§ **Assignment**
Search the listing below, and show each line that includes the word "data".

[Provided entries — start]

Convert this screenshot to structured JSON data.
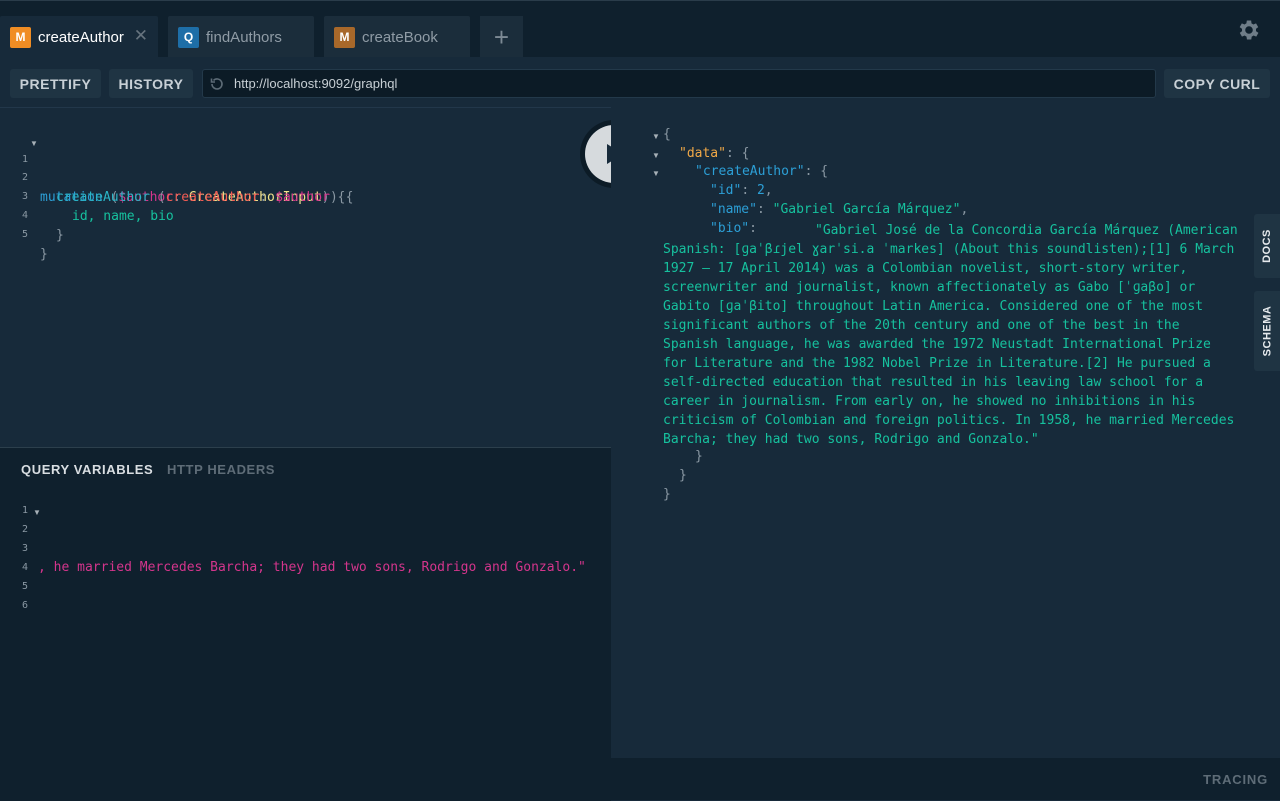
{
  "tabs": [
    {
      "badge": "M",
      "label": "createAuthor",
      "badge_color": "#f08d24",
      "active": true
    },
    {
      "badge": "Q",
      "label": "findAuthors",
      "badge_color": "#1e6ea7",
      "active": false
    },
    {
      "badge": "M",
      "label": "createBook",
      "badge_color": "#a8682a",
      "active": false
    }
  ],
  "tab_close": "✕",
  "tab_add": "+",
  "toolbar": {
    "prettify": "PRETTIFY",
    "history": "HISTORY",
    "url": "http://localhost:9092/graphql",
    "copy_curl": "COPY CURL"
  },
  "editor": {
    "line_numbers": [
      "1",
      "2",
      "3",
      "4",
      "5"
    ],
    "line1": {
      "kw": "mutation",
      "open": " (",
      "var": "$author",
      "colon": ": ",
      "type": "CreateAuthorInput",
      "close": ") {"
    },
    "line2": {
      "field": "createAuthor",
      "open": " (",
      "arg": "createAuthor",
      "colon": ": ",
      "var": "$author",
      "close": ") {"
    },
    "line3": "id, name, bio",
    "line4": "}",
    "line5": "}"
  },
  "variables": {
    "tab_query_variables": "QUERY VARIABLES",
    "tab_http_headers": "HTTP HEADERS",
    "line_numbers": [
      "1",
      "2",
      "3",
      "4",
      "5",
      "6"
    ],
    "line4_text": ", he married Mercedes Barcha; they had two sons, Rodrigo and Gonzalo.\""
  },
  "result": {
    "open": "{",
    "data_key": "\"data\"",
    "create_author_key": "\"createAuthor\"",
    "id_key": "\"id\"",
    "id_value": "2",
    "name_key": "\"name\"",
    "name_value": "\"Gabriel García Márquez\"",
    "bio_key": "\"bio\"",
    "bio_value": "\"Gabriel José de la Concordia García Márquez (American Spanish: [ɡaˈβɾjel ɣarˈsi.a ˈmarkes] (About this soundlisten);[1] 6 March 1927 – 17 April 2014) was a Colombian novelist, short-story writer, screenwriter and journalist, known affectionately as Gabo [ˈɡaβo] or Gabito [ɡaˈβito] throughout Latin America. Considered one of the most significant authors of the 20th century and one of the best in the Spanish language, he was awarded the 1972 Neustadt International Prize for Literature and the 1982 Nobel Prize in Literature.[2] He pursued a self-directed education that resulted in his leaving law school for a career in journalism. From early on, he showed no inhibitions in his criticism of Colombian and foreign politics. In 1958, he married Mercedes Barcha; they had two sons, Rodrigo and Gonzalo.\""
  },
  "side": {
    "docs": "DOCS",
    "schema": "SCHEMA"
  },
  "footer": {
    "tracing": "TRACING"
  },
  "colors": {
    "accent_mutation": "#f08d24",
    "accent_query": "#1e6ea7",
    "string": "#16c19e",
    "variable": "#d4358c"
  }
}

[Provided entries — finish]
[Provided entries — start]

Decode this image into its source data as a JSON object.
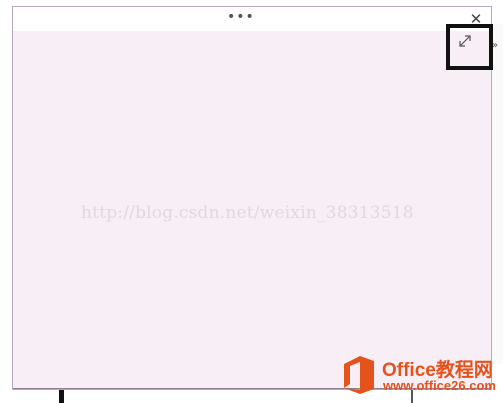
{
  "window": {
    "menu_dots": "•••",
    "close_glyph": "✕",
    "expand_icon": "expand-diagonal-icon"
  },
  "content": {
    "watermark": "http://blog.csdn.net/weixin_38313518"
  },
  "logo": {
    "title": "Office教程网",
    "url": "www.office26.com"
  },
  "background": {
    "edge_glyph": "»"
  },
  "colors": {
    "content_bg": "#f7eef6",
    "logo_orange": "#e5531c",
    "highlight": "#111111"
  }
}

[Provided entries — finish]

§ **Exercise solution**
Convert this screenshot to structured JSON data.
    "data_key": "\"data\"",
Decode this image into its source data as a JSON object.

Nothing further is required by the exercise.